● WHAT IS EXPECTED
Look through the listing below, and wherever a line has the string "dulu", copy it.

● INPUT DATA

┄┄┄┄┄┄┄┄┄┄┄┄┄┄┄┄┄┄┄┄

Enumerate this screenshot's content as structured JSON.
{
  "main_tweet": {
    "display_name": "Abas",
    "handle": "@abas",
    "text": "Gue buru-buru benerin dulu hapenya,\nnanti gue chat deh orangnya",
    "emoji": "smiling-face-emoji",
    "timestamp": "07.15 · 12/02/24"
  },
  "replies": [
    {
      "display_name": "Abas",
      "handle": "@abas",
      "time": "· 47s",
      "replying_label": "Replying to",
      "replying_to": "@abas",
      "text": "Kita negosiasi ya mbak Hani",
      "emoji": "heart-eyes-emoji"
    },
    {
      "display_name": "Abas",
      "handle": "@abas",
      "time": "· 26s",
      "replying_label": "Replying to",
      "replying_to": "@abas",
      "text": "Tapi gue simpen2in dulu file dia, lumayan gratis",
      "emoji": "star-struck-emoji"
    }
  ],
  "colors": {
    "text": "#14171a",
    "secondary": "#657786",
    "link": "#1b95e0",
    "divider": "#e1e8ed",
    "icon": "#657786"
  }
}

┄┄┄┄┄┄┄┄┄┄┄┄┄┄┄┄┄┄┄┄

● TASK RESPONSE
    "text": "Gue buru-buru benerin dulu hapenya,\nnanti gue chat deh orangnya",
      "text": "Tapi gue simpen2in dulu file dia, lumayan gratis",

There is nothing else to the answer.